Of course, personal morality is only half of the story.  The Gospel serves as a reminder that our communal morality is just as important as our personal morality.  Not telling lies is important, but so is feeding the hungry and visiting the prisoner.  Like a good football team needs a good offense as well as defense, we need to have a good communal morality as well as a personal morality.

So during Lent, let’s get out there and show ‘em what we’ve got!

Fr. Tom Gibbons, CSP is a member of the Paulist Fathers and is currently serving as the administrator of St. Peter’s Church in Toronto, Canada.  He has also frequently contributed to BustedHalo.com.


Lenten Reflection Series: Believe, God Will Renew All Creation

“See, I am now establishing my covenant with you and your descendants after you and with every living creature that was with you.” (Genesis 9:8)

Today’s scriptures remind that we need renewal these 40 days. Our world is filled with many beautiful things, yet too many people suffer from poverty and violence.  Facing this suffering can be overwhelming and cause us to narrow our vision and hearts. When dreaming of the future, we rarely look beyond the horizon of our studies, our jobs, or our desire for a family.  We’ve become these “spirits in prison” who need the gospel proclamation: “the Kingdom of God is near.” These words invite us to dream of a future when the poor are consoled, when peace is real, when God is with us.

We must not be the people in Noah’s time refusing to believe change is possible. For God promises He will renew all creation through his covenant people—us. When we accept this promise, God’s Word will liberate us from selfish and narrow horizons. We will become audacious and enthusiastic (etymology: “filled with God”) in facing our world’s real sufferings and in proclaiming the good news, both in word and acts.

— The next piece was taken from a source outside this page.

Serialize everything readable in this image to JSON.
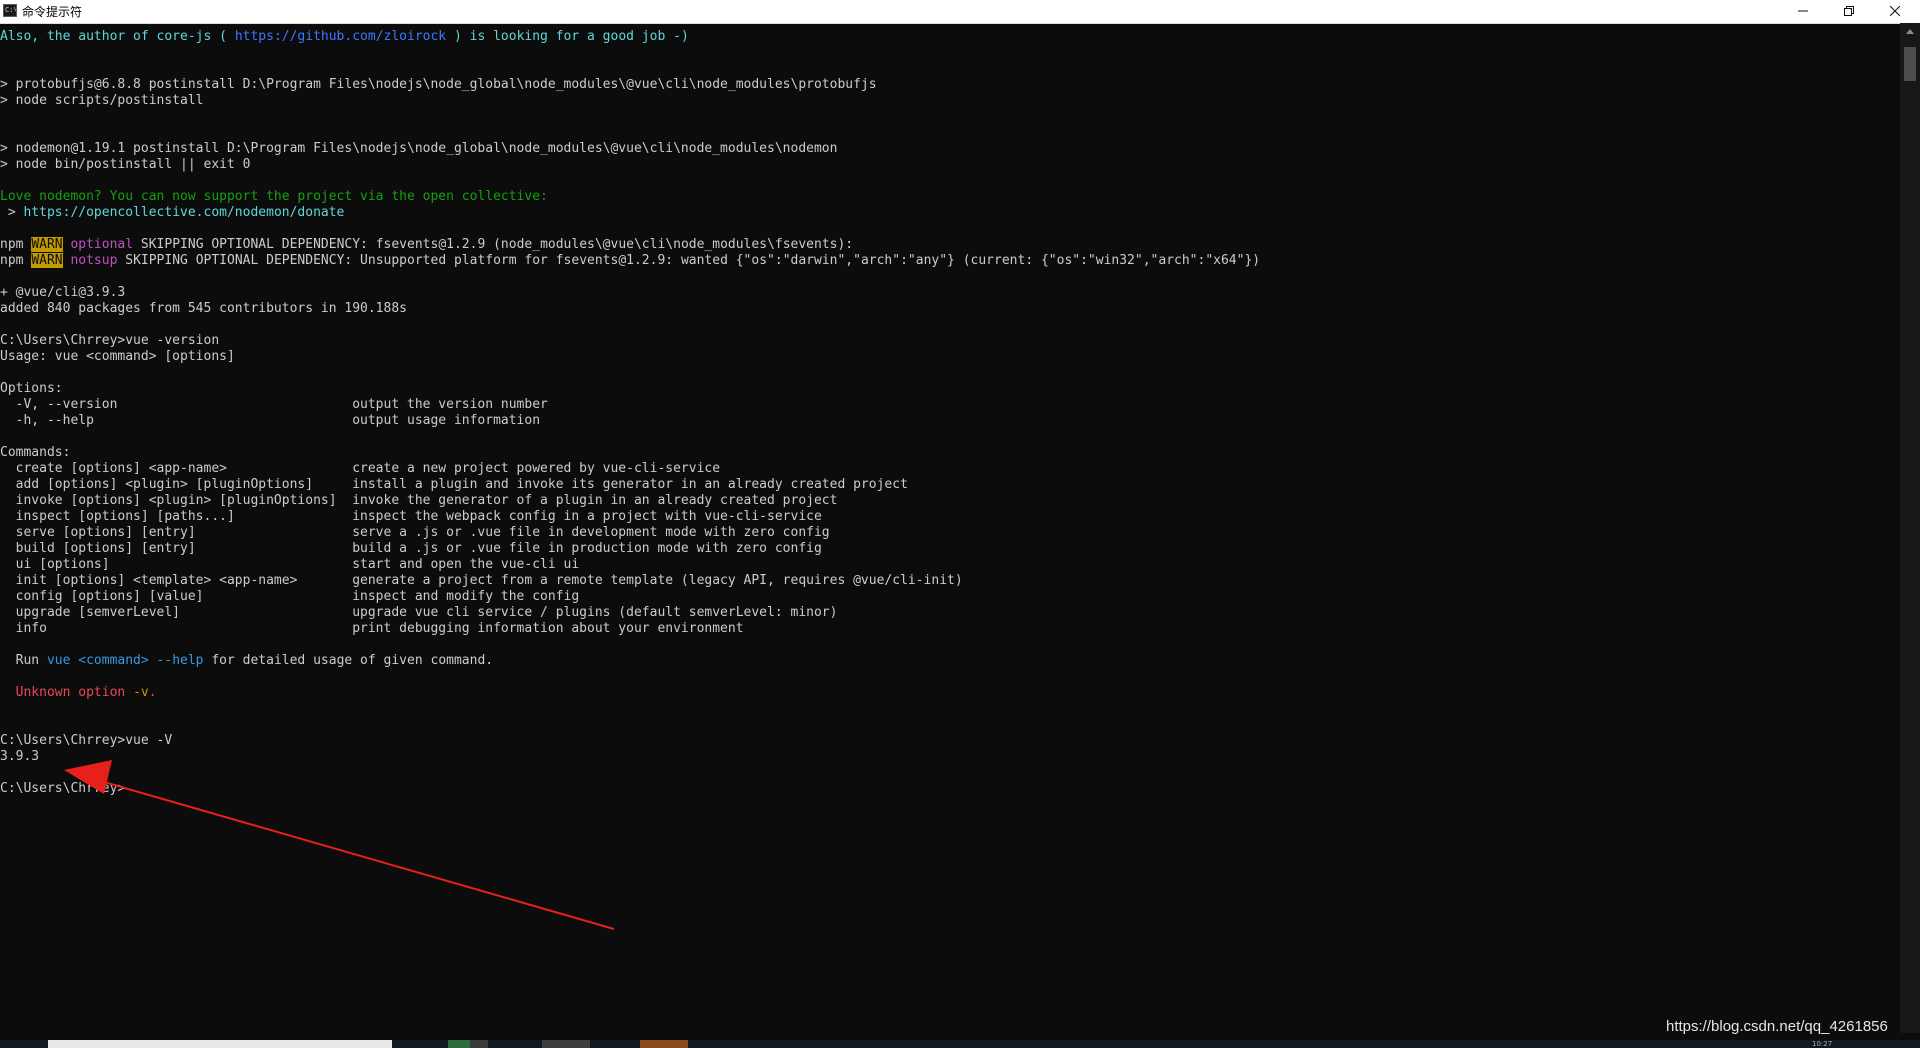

by Charlie Gardner


Lenten Reflection Series: To Serve Others

Throughout the season of Lent, we’re featuring the Millennial Lenten Reflection Series co-sponsored by Catholics in Alliance for the Common Good and Franciscan Mission Service. Each small reflection will be written by a young person, focusing on that day’s Mass reading. You can sign up for the series here.

Sometimes the question comes up of why we should even pray, fast, or give alms during Lent when the Lord our Savior has already given his life for us. But when I consider this practice and think about today’s first reading, Is 58:9B-14, what comes to mind is a constant need to be aware of “the other” and to be at service to “the other.” “If you hold back your foot on the Sabbath from following your own pursuits on my holy day…” (Is 58:13) — there is a death to self that is required by all on the Sabbath.

Our death to self, death to our sins is what perfects the very image of Christ we are called to be in the world. It reflects the death to self that the Son of God endured (even in all His glory and beauty) when he died on the Cross. The way in which we answer the call to serve others is the same death to ourselves that also requires us to submit to Jesus’ call to follow him, as he asks the tax collector in the gospel reading.

Casey Bustamante works in full-time young adult ministry with the Archdiocese for the Military Services, USA in Washington, DC. She is also a recent Air Force Veteran, having served 6 years active duty both stateside and abroad.